Making a fast track to Mars
Right now traveling to Mars would be a full-time commitment. Astronauts would be cooped up in a rocket for seven months and if they were able to take enough fuel to get back to earth, they would have to wait another two years before the planets would be close enough again. During this time their bone densities would greatly decrease and crumble once back on earth.
But what if there was another way? Former NASA astronaut Franklin Chang Diaz is developing a rocket to get astronauts to Mars in 39 days. Then, because they wouldn't miss the window, they could travel back to earth without waiting the two years.

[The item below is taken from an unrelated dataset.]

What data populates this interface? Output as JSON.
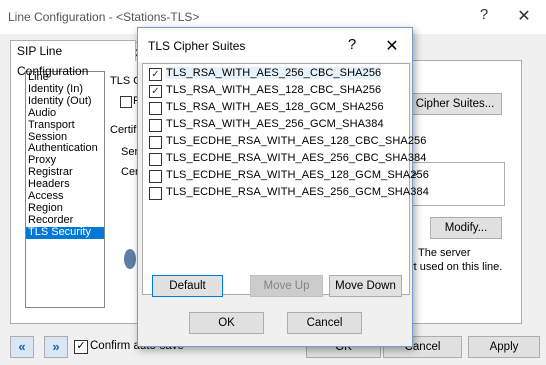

It's called The Variable Specific Impulse Magnetoplasma Rocket (VASIMR®) engine.
It works like this:
- Gas such as argon, xenon, or hydrogen is injected into a tube surrounded by a magnet
- a series of two radio wave (RF) couplers turn cold gas into superheated plasma
- the rocket’s magnetic nozzle converts the plasma thermal motion into a directed jet.
Scientific journalist Steve Nadis interviewed Diaz for this Discover Magazine article. (It will go live to non-subscribers in mid-May)
Diaz says the engine will need a very powerful nuclear reactor to propel this rocket. Such a reactor has not been developed.
Nadis says, "The key to this approach is that the high temperatures of a couple million degrees lead to much greater efficiency... chemical rockets typically operate at temperatures of thousands of degrees rather than millions, so there's the potential for much greater efficiency."
Early rocket testing is underway in Costa Rica and in Houston, Texas.
Cincinnatian still in running for Mars One
Scott Stoll, originally from Wisconsin, is no stranger to adventure. He says, "The joke kind of is, after I rode my bike around the world, everybody said well, now what are you going to do? Are you going to ride your bike on the moon? And now ironically, maybe I get to bring a bike on Mars."
Here's his audition video: